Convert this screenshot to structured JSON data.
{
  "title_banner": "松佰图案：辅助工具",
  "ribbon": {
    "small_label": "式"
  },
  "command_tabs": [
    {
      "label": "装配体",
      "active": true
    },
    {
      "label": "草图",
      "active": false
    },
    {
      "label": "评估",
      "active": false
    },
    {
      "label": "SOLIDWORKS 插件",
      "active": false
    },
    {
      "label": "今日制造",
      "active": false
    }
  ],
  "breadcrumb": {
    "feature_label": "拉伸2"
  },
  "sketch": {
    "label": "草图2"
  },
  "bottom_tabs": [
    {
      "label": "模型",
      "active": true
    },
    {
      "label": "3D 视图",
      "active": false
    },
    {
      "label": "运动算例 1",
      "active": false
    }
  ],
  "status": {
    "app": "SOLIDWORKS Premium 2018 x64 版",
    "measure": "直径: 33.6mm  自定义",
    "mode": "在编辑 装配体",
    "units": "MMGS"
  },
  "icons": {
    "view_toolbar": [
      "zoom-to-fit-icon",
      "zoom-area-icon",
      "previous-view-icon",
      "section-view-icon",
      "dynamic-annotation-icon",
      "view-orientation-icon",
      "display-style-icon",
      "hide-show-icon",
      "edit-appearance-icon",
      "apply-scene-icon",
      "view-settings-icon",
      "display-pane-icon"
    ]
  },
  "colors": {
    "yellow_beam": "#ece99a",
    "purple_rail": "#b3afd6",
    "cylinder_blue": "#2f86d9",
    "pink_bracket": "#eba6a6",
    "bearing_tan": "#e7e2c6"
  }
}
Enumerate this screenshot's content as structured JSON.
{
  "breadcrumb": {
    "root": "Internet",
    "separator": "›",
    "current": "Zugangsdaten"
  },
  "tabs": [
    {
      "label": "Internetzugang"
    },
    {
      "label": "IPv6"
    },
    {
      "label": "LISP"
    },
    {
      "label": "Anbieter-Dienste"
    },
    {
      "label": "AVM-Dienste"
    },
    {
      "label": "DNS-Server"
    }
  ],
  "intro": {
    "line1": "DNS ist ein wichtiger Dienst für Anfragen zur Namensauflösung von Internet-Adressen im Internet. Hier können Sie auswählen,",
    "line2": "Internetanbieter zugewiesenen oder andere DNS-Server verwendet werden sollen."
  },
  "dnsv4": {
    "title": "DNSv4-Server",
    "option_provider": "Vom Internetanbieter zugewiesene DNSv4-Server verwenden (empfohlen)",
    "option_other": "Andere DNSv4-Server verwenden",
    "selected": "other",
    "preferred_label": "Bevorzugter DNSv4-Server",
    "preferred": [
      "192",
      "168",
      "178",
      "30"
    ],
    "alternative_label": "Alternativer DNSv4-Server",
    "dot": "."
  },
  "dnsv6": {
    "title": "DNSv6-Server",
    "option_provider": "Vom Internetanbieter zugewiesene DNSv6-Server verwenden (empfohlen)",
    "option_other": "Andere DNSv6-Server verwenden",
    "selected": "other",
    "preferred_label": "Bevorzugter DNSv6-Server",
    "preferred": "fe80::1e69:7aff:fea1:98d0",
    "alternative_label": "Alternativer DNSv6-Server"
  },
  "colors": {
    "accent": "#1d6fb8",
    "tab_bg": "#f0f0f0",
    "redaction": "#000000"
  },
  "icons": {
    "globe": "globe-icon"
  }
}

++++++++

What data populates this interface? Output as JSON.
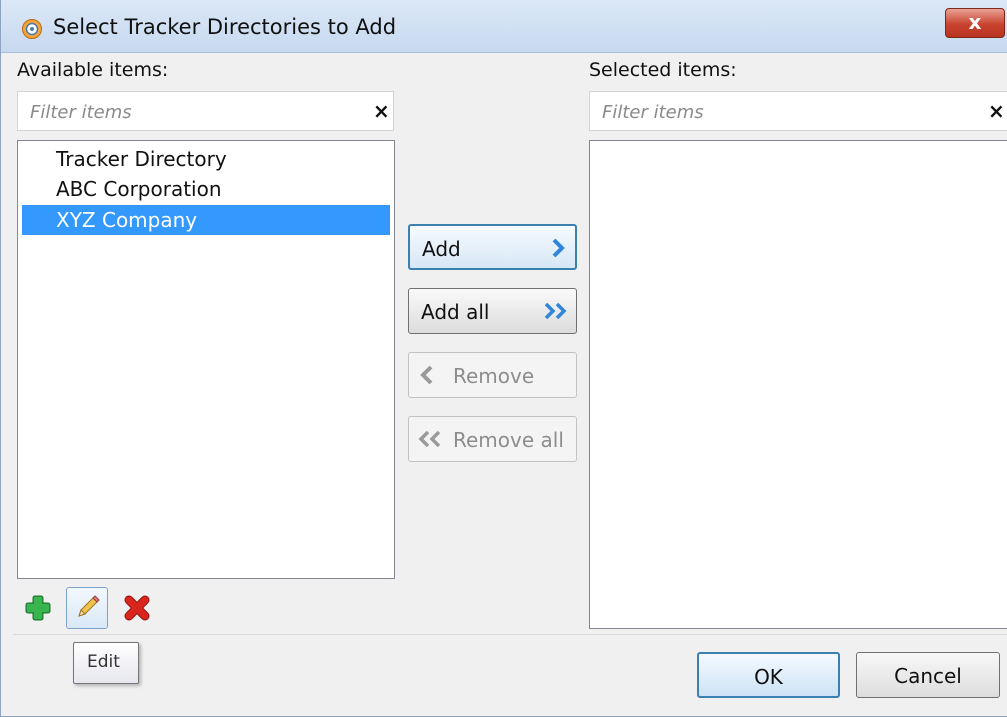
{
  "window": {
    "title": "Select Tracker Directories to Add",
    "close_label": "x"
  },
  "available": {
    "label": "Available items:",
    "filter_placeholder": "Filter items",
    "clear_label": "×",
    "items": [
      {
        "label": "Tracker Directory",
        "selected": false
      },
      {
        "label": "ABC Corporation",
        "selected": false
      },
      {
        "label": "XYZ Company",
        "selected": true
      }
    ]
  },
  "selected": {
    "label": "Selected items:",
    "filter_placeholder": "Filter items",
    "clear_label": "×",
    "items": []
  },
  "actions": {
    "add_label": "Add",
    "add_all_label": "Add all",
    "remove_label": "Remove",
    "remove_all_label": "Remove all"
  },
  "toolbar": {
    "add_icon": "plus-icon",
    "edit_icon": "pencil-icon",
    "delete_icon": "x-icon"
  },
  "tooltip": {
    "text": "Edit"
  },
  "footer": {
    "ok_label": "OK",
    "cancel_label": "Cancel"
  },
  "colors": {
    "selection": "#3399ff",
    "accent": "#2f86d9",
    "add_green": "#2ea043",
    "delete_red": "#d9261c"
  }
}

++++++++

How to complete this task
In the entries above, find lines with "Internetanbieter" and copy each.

Solution to this task
    "line2": "Internetanbieter zugewiesenen oder andere DNS-Server verwendet werden sollen."
    "option_provider": "Vom Internetanbieter zugewiesene DNSv4-Server verwenden (empfohlen)",
    "option_provider": "Vom Internetanbieter zugewiesene DNSv6-Server verwenden (empfohlen)",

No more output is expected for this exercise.